* **TASK DIRECTIONS**
Lines in the listing below containing the string "depth" are to be identified and copied.

---------- AVAILABLE DATA

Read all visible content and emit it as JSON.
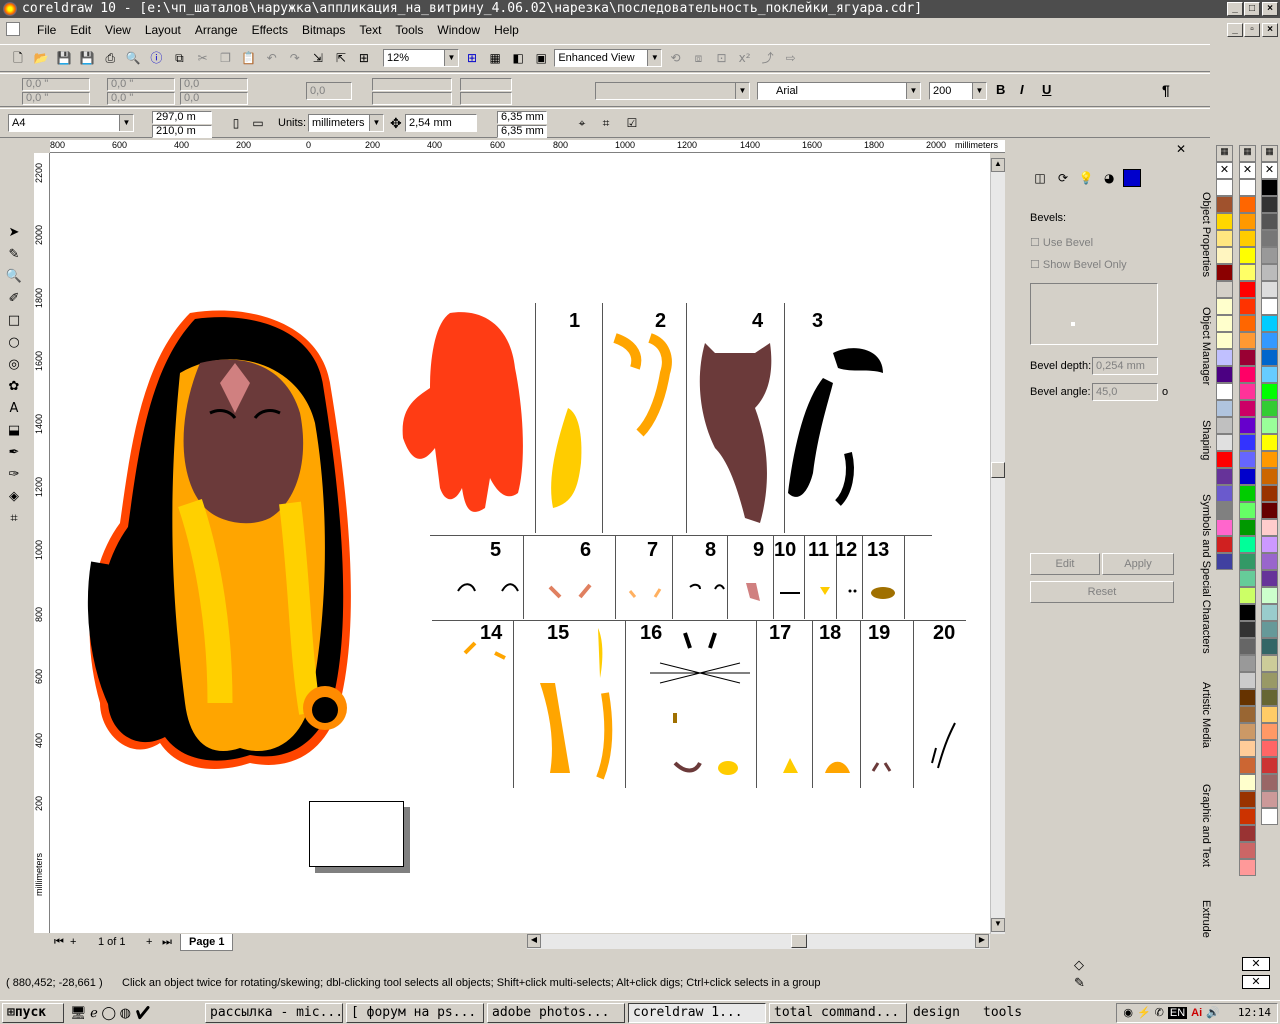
{
  "window": {
    "title": "coreldraw 10 - [e:\\чп_шаталов\\наружка\\аппликация_на_витрину_4.06.02\\нарезка\\последовательность_поклейки_ягуара.cdr]"
  },
  "menu": [
    "File",
    "Edit",
    "View",
    "Layout",
    "Arrange",
    "Effects",
    "Bitmaps",
    "Text",
    "Tools",
    "Window",
    "Help"
  ],
  "toolbar": {
    "zoom": "12%",
    "view_mode": "Enhanced View"
  },
  "property_bar": {
    "x1": "0,0 \"",
    "y1": "0,0 \"",
    "w1": "0,0 \"",
    "h1": "0,0 \"",
    "s1": "0,0",
    "s2": "0,0",
    "rot": "0,0",
    "font": "Arial",
    "font_size": "200",
    "bold": "B",
    "italic": "I",
    "underline": "U",
    "para": "¶"
  },
  "page_bar": {
    "paper": "A4",
    "width": "297,0 m",
    "height": "210,0 m",
    "units_label": "Units:",
    "units": "millimeters",
    "nudge": "2,54 mm",
    "dup_x": "6,35 mm",
    "dup_y": "6,35 mm"
  },
  "ruler": {
    "unit": "millimeters",
    "h_ticks": [
      "800",
      "600",
      "400",
      "200",
      "0",
      "200",
      "400",
      "600",
      "800",
      "1000",
      "1200",
      "1400",
      "1600",
      "1800",
      "2000"
    ],
    "v_ticks": [
      "2200",
      "2000",
      "1800",
      "1600",
      "1400",
      "1200",
      "1000",
      "800",
      "600",
      "400",
      "200"
    ],
    "v_unit": "millimeters"
  },
  "canvas": {
    "labels": [
      "1",
      "2",
      "4",
      "3",
      "5",
      "6",
      "7",
      "8",
      "9",
      "10",
      "11",
      "12",
      "13",
      "14",
      "15",
      "16",
      "17",
      "18",
      "19",
      "20"
    ]
  },
  "page_nav": {
    "pages": "1 of 1",
    "tab": "Page 1"
  },
  "docker": {
    "section": "Bevels:",
    "use_bevel": "Use Bevel",
    "show_bevel_only": "Show Bevel Only",
    "depth_label": "Bevel depth:",
    "depth": "0,254 mm",
    "angle_label": "Bevel angle:",
    "angle": "45,0",
    "angle_unit": "o",
    "edit": "Edit",
    "apply": "Apply",
    "reset": "Reset"
  },
  "docker_tabs": [
    "Object Properties",
    "Object Manager",
    "Shaping",
    "Symbols and Special Characters",
    "Artistic Media",
    "Graphic and Text",
    "Extrude"
  ],
  "palette1": [
    "#ffffff",
    "#a0522d",
    "#ffd700",
    "#ffe680",
    "#fff5c0",
    "#8b0000",
    "#d4d0c8",
    "#ffffcc",
    "#ffffcc",
    "#ffffcc",
    "#c0c0ff",
    "#4b0082",
    "#ffffff",
    "#b0c4de",
    "#c0c0c0",
    "#e0e0e0",
    "#ff0000",
    "#663399",
    "#6a5acd",
    "#808080",
    "#ff66cc",
    "#d02020",
    "#4040a0",
    "#ff6600"
  ],
  "palette2": [
    "#ffffff",
    "#ff6600",
    "#ff9900",
    "#ffcc00",
    "#ffff00",
    "#ffff66",
    "#ff0000",
    "#ff3300",
    "#ff6600",
    "#ff9933",
    "#990033",
    "#ff0066",
    "#ff3399",
    "#cc0066",
    "#6600cc",
    "#3333ff",
    "#6666ff",
    "#0000cc",
    "#00cc00",
    "#66ff66",
    "#009900",
    "#00ff99",
    "#339966",
    "#66cc99",
    "#ccff66",
    "#000000",
    "#333333",
    "#666666",
    "#999999",
    "#cccccc",
    "#663300",
    "#996633",
    "#cc9966",
    "#ffcc99",
    "#cc6633",
    "#ffffcc",
    "#993300",
    "#cc3300",
    "#993333",
    "#cc6666",
    "#ff9999"
  ],
  "palette3": [
    "#000000",
    "#333333",
    "#555555",
    "#777777",
    "#999999",
    "#bbbbbb",
    "#dddddd",
    "#ffffff",
    "#00ccff",
    "#3399ff",
    "#0066cc",
    "#66ccff",
    "#00ff00",
    "#33cc33",
    "#99ff99",
    "#ffff00",
    "#ff9900",
    "#cc6600",
    "#993300",
    "#660000",
    "#ffcccc",
    "#cc99ff",
    "#9966cc",
    "#663399",
    "#ccffcc",
    "#99cccc",
    "#669999",
    "#336666",
    "#cccc99",
    "#999966",
    "#666633",
    "#ffcc66",
    "#ff9966",
    "#ff6666",
    "#cc3333",
    "#996666",
    "#cc9999",
    "#ffffff"
  ],
  "status": {
    "coords": "( 880,452; -28,661 )",
    "hint": "Click an object twice for rotating/skewing; dbl-clicking tool selects all objects; Shift+click multi-selects; Alt+click digs; Ctrl+click selects in a group"
  },
  "taskbar": {
    "start": "пуск",
    "tasks": [
      "рассылка - mic...",
      "[ форум на ps...",
      "adobe photos...",
      "coreldraw 1...",
      "total command..."
    ],
    "quick": [
      "design",
      "tools"
    ],
    "lang": "EN",
    "clock": "12:14"
  }
}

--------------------

* **EXERCISE RESULT**
    "depth_label": "Bevel depth:",
    "depth": "0,254 mm",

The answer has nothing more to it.